Assignment: Using the data below, copy each line that includes the word "JSON".

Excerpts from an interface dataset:

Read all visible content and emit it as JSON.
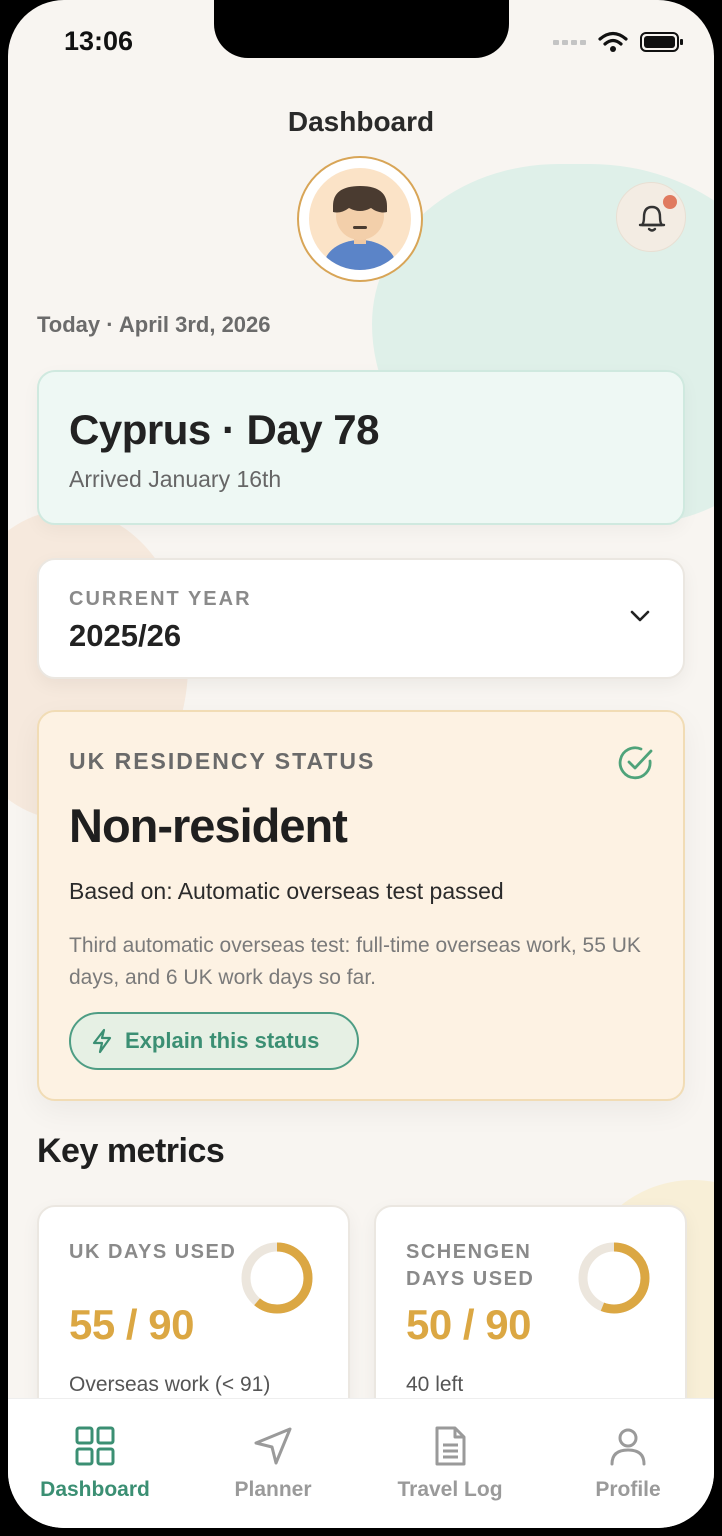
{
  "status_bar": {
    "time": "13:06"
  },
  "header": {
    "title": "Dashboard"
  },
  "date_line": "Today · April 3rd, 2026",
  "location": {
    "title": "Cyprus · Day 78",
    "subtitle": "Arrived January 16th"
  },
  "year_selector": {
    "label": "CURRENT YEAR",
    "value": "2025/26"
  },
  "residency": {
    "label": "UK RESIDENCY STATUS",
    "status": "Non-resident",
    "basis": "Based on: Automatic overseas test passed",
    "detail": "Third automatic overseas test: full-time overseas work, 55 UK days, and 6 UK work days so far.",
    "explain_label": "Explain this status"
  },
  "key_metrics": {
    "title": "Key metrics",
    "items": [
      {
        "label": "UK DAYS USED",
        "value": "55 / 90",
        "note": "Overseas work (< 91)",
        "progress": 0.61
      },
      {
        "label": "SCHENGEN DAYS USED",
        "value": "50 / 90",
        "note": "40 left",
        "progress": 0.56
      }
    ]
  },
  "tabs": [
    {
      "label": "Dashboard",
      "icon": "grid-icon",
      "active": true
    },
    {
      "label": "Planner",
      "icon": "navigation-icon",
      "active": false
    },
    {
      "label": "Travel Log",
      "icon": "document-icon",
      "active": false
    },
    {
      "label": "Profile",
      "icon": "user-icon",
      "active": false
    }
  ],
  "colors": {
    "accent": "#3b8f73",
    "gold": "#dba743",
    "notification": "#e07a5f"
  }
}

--

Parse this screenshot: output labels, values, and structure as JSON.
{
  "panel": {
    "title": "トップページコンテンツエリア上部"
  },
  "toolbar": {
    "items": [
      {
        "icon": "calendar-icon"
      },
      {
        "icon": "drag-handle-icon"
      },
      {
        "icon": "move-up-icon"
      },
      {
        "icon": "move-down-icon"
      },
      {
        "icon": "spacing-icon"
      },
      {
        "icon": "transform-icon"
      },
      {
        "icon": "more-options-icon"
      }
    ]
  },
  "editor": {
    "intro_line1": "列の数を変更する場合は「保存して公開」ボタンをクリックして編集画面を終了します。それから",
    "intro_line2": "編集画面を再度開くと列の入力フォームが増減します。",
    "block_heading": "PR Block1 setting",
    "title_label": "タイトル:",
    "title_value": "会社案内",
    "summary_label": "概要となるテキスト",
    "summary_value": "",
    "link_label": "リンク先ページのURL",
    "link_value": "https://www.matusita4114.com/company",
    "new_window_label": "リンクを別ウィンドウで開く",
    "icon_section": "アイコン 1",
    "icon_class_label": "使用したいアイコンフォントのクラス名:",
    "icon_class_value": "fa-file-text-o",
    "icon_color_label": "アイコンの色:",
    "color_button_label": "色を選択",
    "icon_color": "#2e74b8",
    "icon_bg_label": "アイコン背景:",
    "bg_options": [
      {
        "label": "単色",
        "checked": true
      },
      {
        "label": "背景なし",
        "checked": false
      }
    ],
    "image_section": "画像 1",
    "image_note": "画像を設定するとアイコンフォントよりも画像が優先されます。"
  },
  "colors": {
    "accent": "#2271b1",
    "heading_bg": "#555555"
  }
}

Completed exercise:
Read all visible content and emit it as JSON.
Parse this screenshot: output labels, values, and structure as JSON.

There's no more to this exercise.